Count the lines holding the string "Request" in the records, and give only the count.

============================================================

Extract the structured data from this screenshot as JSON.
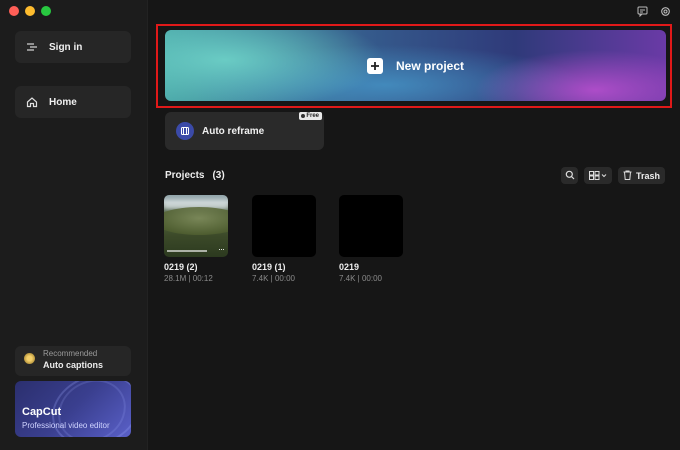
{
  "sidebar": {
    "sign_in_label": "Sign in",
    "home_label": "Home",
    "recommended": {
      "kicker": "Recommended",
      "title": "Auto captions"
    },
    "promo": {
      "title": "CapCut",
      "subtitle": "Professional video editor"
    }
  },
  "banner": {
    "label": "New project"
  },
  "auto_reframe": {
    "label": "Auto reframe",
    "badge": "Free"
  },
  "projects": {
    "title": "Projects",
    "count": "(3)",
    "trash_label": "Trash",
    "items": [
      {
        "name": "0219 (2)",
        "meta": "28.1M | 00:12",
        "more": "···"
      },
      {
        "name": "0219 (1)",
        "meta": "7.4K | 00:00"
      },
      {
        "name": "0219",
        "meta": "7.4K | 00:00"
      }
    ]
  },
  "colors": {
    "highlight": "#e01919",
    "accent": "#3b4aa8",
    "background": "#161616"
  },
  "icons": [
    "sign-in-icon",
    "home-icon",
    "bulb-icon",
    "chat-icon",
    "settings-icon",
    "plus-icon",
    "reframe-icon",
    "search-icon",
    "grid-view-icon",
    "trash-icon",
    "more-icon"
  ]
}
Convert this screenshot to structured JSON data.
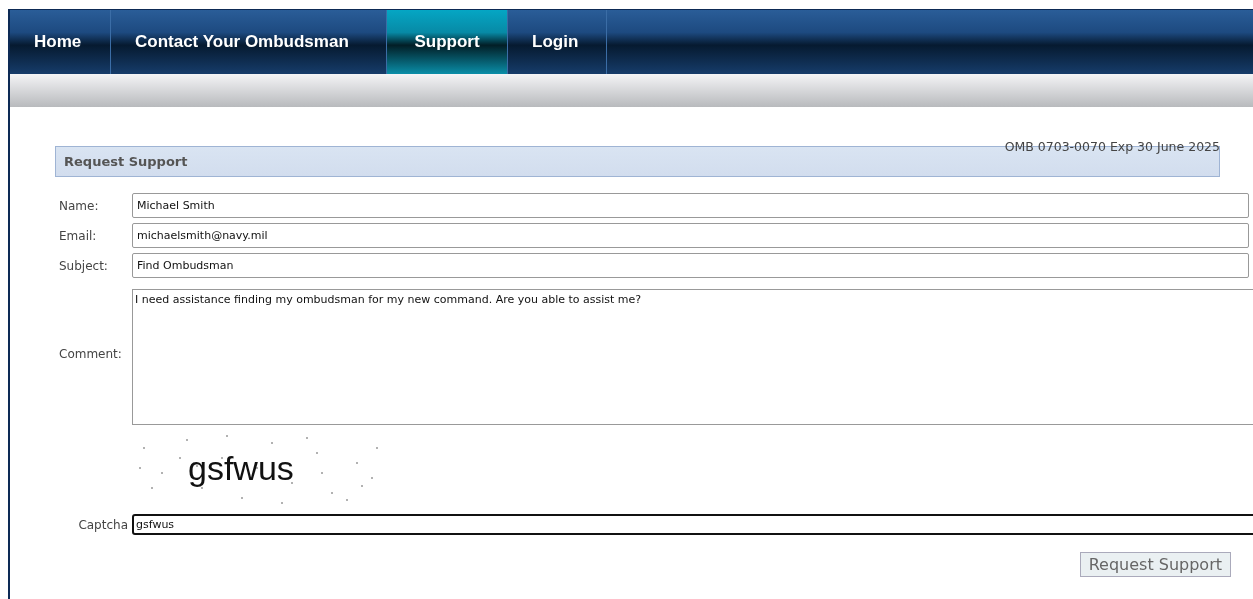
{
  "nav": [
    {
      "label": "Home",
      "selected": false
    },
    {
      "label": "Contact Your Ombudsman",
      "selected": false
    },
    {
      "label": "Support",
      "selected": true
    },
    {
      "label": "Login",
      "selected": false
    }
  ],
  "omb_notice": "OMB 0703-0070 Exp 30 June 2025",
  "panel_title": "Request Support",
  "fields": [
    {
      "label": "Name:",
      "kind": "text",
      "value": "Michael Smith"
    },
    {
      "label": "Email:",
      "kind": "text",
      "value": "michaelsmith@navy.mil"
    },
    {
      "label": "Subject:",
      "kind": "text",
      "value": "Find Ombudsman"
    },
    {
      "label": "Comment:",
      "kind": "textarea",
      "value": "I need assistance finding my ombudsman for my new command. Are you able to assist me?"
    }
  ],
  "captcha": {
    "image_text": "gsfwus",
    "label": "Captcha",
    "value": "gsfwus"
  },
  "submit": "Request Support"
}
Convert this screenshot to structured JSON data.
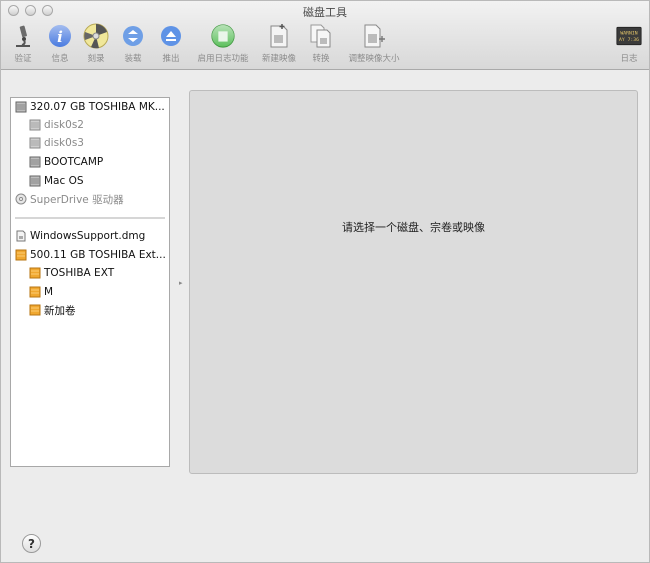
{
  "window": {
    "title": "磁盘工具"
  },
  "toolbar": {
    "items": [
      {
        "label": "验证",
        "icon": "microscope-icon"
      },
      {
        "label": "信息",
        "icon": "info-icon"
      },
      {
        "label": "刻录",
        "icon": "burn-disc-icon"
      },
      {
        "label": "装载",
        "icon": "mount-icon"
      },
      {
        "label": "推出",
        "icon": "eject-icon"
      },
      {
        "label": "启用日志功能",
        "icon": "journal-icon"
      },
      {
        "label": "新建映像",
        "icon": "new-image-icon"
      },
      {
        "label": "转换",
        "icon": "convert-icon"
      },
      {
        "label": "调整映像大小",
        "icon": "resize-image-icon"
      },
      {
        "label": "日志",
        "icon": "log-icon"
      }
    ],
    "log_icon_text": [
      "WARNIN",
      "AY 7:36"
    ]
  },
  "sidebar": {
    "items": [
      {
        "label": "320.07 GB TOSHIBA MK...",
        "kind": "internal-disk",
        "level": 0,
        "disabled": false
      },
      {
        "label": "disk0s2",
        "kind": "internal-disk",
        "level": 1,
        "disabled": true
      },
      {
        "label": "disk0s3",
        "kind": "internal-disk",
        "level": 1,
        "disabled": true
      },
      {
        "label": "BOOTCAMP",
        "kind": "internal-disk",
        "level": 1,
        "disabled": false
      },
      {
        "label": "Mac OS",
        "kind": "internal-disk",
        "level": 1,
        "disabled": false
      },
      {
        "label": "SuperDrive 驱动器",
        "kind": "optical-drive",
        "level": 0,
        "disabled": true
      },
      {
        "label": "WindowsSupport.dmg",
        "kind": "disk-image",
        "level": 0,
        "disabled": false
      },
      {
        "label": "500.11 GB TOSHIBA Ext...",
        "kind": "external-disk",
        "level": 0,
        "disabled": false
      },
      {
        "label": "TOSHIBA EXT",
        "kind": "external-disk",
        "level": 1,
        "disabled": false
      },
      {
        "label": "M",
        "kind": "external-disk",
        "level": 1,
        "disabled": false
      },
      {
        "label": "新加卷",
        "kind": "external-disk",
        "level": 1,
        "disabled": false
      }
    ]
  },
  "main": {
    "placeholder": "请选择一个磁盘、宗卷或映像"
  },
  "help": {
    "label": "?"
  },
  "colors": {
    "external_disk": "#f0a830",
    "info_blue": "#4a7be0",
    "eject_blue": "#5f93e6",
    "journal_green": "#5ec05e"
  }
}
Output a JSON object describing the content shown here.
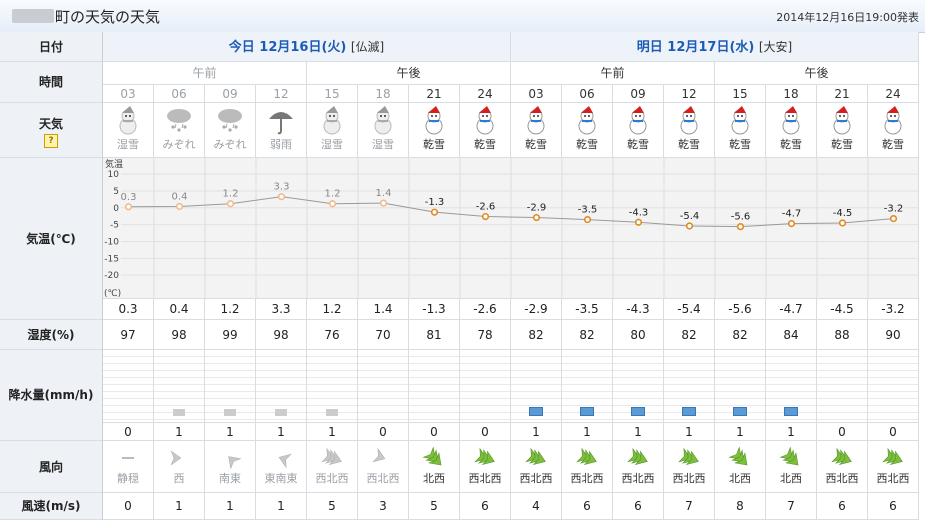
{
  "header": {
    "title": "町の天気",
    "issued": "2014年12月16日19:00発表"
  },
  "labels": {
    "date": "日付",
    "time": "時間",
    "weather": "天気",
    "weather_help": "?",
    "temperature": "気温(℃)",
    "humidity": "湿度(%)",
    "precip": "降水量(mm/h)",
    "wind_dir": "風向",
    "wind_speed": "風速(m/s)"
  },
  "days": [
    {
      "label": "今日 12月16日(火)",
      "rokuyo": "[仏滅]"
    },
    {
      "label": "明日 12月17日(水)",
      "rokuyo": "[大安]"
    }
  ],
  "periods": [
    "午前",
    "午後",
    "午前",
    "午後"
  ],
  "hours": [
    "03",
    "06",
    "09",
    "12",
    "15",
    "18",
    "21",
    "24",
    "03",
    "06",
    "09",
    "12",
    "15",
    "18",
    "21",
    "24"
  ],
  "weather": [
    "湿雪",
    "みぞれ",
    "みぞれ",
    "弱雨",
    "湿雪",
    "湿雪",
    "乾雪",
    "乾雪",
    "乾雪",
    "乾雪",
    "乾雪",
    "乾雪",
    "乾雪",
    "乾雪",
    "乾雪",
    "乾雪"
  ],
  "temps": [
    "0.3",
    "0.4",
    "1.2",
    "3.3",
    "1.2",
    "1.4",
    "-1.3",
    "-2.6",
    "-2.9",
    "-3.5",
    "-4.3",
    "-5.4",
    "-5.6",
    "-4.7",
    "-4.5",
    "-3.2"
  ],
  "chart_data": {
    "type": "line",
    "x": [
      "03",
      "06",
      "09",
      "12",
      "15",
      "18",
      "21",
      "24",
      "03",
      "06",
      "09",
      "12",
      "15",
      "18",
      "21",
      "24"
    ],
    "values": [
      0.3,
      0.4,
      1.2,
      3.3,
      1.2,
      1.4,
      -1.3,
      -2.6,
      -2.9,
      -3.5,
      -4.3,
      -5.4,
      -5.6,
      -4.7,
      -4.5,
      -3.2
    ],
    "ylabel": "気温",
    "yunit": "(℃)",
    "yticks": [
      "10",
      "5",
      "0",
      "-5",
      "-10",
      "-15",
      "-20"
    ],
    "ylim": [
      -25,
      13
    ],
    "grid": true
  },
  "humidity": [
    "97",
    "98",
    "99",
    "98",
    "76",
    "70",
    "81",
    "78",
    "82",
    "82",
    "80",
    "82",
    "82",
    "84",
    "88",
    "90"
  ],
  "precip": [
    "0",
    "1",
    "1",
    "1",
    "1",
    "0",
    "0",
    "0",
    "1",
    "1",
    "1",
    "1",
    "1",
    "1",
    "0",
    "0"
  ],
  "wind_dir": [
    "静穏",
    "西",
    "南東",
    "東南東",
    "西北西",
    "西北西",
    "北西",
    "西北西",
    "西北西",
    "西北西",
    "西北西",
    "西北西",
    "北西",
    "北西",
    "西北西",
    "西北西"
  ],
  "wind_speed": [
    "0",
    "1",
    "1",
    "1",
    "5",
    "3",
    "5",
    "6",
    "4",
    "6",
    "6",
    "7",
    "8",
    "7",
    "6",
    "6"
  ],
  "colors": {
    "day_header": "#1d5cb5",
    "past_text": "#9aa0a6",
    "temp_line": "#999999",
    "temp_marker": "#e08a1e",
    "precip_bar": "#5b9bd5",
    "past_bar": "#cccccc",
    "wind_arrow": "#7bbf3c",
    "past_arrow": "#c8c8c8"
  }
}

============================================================

## TASK RESPONSE
2